I started off as clueless as he was. I knew that marketing required segmenting the population, and really zoning in on the target niche. However, almost anyone with a product or service could benefit from video production. My assumptions were that those who demanded video production services didn’t need much convincing, but I had no idea how to find these people.
I posted in Sebastian Marshall’s community section and someone commented that while he (the commenter) was working as a web developer, clients told him that they needed these services. This gave me an idea.
I could target the middleman, the people whose clients may demand my services: marketing agencies, graphic design agencies, and web development agencies.
Lucky for me, I had already located an example email script. I pulled the email script from Ramit Sethi’s book, “Finding Your First Profitable Idea” and tweaked the wording.
Expected Value is the Profit or Loss from a decision times the probably of that happening.
Box A has a 25% chance of giving you 30 dollars, a 50% chance of giving you 20 dollars, and a 25% chance of giving you 10 dollars. It costs 15 dollars to buy box A, what is your expected value?
30-15=15 ; 15 x .25= $3.75
20-15= 5 ; 5 x .5 = $2.50
Its been two years now since the start of my fantasy football league. When I first started, I knew nothing about football. My first draft was a mess - I used a cheat sheet I found in the July issue of ESPN magazine. I drafted a defense with my 10th round pick (everybody knows you only draft defenses and kickers with the last two picks). Worst of all, I was in a league full of sports junkies, guys who watch every game every Sunday.
This season I’m 2nd place, with the best season record. I’ve made around 7 trades. I know the names of most teams starting players, and a few of their backups.

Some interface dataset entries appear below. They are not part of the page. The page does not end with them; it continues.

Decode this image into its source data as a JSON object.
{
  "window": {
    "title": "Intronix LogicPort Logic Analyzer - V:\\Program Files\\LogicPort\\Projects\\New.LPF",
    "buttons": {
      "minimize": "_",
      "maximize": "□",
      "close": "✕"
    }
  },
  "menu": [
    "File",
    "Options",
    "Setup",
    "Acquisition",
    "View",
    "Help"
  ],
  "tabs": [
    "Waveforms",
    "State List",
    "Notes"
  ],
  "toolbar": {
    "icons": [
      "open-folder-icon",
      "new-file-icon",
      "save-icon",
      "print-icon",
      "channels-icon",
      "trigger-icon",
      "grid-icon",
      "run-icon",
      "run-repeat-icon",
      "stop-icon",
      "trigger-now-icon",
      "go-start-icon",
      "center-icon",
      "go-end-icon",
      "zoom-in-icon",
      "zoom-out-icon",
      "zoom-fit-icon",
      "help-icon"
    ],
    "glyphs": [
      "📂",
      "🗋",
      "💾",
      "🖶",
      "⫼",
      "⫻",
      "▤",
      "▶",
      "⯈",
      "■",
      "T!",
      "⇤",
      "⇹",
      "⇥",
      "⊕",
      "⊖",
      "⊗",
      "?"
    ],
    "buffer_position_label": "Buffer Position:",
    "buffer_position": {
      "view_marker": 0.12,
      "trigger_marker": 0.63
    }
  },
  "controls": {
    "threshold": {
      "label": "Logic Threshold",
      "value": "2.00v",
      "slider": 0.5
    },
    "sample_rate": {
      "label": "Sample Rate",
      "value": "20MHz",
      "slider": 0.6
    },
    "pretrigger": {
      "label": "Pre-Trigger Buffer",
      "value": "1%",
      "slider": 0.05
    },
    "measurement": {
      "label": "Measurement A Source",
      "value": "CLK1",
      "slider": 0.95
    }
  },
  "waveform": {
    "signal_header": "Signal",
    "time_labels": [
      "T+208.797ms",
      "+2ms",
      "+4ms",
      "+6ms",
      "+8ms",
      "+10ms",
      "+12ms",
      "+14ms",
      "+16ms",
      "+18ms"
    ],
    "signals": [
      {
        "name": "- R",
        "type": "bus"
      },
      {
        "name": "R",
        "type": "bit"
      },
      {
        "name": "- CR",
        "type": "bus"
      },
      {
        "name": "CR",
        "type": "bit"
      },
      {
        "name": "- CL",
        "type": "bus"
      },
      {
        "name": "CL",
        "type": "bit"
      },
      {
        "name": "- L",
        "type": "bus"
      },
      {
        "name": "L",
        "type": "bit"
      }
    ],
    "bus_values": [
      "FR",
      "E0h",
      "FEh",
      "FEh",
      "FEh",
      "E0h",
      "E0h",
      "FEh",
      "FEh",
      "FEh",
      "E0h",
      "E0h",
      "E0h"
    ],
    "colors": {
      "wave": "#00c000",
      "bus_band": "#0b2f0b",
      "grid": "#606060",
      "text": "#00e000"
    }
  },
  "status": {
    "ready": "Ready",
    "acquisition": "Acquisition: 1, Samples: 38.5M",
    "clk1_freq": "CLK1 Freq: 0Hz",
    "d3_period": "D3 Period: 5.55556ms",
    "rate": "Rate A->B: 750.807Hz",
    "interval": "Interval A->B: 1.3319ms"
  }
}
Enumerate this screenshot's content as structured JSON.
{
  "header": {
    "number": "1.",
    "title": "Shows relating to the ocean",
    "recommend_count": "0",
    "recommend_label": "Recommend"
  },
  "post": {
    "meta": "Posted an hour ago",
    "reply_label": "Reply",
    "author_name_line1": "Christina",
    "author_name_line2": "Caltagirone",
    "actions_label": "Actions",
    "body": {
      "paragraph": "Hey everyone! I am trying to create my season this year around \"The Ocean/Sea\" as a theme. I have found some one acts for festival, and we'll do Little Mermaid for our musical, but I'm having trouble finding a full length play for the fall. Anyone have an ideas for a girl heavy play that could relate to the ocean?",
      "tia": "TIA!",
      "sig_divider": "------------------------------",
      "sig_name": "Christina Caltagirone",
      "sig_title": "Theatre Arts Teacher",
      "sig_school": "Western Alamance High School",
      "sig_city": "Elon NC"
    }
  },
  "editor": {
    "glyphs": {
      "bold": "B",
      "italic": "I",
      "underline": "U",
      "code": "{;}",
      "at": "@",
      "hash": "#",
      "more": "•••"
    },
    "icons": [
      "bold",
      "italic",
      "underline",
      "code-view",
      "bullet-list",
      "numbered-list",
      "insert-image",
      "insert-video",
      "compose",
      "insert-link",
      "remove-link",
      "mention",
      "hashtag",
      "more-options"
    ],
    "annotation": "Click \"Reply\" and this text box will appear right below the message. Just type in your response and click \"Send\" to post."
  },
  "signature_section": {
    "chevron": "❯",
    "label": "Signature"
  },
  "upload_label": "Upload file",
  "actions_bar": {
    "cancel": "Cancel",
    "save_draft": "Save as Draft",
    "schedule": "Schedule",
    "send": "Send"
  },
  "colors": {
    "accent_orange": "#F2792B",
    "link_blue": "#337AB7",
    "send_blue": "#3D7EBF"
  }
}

I guess it takes something as trivial as fantasy football to show me that improvement is a long and slow process, but improvement happens. Too often I look at things and get disappointed because of the results. I’m so focused on improvement that frustration quickly swells up. Why am I not getting better? I expect so much from myself that I can’t see small progress for what it is: a tiny bit improvement.
But everything takes time.
Even if it takes years, I know that I’ll reach my goals eventually. And if i can get good at fantasy football, something I don’t care and didn’t even try to get good at, then of course I’ll be good at something I poured sweat and tears into.
I’ve choked many times. But compared to others, I’m really not that much of a choker. Honestly, we make a big deal out of choking, and the reality is that almost everyone cracks under-pressure. Clutch is what’s rare, that’s what makes 4th quarter Tim Tebow so exciting.
I want to be clutch. So I read this book.
Basically, the book outlines five traits of clutch.
These 5 traits are what makes people clutch -and they make sense, but there has to be something more, what about Tim Tebow?
Part me wants to believe that God is doing this out of amusement, to use Tebow to promote himself. But I think I can make a better guess.